We had one more masseria, montelauro, just south of Otranto: another early complex of buildings, once home to 20 families, that had been redesigned by the fashionable owner Elisabetta Turgi Prosperi. Our room was the smallest we’d stayed in, but there were compensations: a long pool set in a dark, crunchy lawn; delicious breakfasts and lunches, both served all’aperto; and a clientele ranging from friendly children to voluble older women in large silver-framed glasses and linen shifts.
Otranto turned out to be the one place in all of the Salento that seemed all too awake to its tourists’ wants. It had the first (and 21st) T-shirt shop I’d seen on my trip, kitschy gewgaws, a boisterous carousel. This was Otranto by night, though; the next morning I found a more somber place, almost as if, by day, Otranto regularly woke up to the memory of the excruciating massacre perpetrated in 1480 by invading Turks, who beheaded 800 Otrantini when they refused to convert to Islam. Their bones are on display in the cathedral, which is also home to a set of masterfully worked mosaics completed in 1166, and several of the Turks’ granite cannonballs are still scattered in the streets. It felt as though they could have been shot there five hours instead of 530 years ago.
On my last afternoon I ended my trip as I began it: with a drive. I went south to see the menhirs and dolmens near Uggiano la Chiesa. These mysterious arrangements of stones, accessible by slender (if well-marked) dirt roads, were left by Bronze Age locals known as Messapians; they seemed to me to have dropped down into deserted fields like visitors from another planet. Afterward I went north to check out the Laghi Alimini, more spectacular Salentine water. On my way back to Montelauro, with the sun lowering and my memorable sun-soaked visit drawing to its close, I stopped at a farm stand where, alongside apricots, peaches, grapes, cherries, melons, and yards of greens, the farmer’s wife was selling her own dried tomatoes, mushrooms, zucchini—which I’d never seen before—and capers. She scooped up a caper with a battered wooden spoon and held it out to me. I tasted sweet, I tasted salt, I felt a small pod of fruity liquor burst open in my mouth.
“Do you know what makes it so special?” she asked.

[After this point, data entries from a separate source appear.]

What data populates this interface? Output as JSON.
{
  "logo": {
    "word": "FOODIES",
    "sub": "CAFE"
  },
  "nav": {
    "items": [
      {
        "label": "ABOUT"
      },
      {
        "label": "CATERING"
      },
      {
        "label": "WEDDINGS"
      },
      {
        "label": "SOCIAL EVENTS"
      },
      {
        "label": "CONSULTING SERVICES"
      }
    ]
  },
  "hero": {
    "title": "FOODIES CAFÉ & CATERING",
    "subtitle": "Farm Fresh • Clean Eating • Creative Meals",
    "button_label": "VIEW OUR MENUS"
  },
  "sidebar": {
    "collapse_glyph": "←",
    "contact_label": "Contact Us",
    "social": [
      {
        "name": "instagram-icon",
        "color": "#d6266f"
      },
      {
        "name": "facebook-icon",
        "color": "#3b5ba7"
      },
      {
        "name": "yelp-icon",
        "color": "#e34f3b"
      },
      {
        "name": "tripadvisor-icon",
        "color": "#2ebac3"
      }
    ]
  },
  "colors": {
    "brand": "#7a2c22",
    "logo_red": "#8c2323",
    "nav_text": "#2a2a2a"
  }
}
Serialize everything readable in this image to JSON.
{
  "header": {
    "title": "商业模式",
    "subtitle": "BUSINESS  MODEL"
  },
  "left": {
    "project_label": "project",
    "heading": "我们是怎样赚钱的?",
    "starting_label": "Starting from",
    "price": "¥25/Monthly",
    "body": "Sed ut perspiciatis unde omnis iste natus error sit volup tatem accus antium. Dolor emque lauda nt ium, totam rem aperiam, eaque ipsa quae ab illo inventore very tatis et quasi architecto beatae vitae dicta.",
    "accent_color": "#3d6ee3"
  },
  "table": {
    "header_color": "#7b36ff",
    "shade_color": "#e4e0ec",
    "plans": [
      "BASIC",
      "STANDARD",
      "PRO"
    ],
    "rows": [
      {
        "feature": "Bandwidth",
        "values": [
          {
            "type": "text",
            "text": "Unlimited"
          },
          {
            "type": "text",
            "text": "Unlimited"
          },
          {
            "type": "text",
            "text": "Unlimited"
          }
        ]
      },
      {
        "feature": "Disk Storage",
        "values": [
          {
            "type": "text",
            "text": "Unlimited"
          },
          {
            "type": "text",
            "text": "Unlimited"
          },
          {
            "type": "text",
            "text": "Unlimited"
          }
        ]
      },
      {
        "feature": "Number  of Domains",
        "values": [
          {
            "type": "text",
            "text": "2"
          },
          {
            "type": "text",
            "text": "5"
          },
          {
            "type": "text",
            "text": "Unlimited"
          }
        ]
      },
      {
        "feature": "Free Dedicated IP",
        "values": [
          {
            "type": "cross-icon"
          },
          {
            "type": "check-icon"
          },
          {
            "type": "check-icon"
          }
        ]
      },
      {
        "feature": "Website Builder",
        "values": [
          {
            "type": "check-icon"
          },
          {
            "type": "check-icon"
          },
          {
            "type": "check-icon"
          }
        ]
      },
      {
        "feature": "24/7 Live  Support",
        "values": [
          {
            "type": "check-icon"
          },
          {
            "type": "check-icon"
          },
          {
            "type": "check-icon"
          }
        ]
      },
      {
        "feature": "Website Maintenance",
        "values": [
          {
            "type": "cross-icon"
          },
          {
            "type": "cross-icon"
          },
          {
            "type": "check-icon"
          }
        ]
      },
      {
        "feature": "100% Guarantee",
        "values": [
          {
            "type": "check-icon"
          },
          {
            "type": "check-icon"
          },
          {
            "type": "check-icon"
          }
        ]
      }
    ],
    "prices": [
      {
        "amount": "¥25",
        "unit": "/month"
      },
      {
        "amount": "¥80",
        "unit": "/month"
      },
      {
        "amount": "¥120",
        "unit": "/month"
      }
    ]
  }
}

“Actually,” I told her, “I believe I do.”
Michael Frank’s writing has been anthologized in Italy: The Best Travel Writing from the New York Times. He is currently at work on a novel.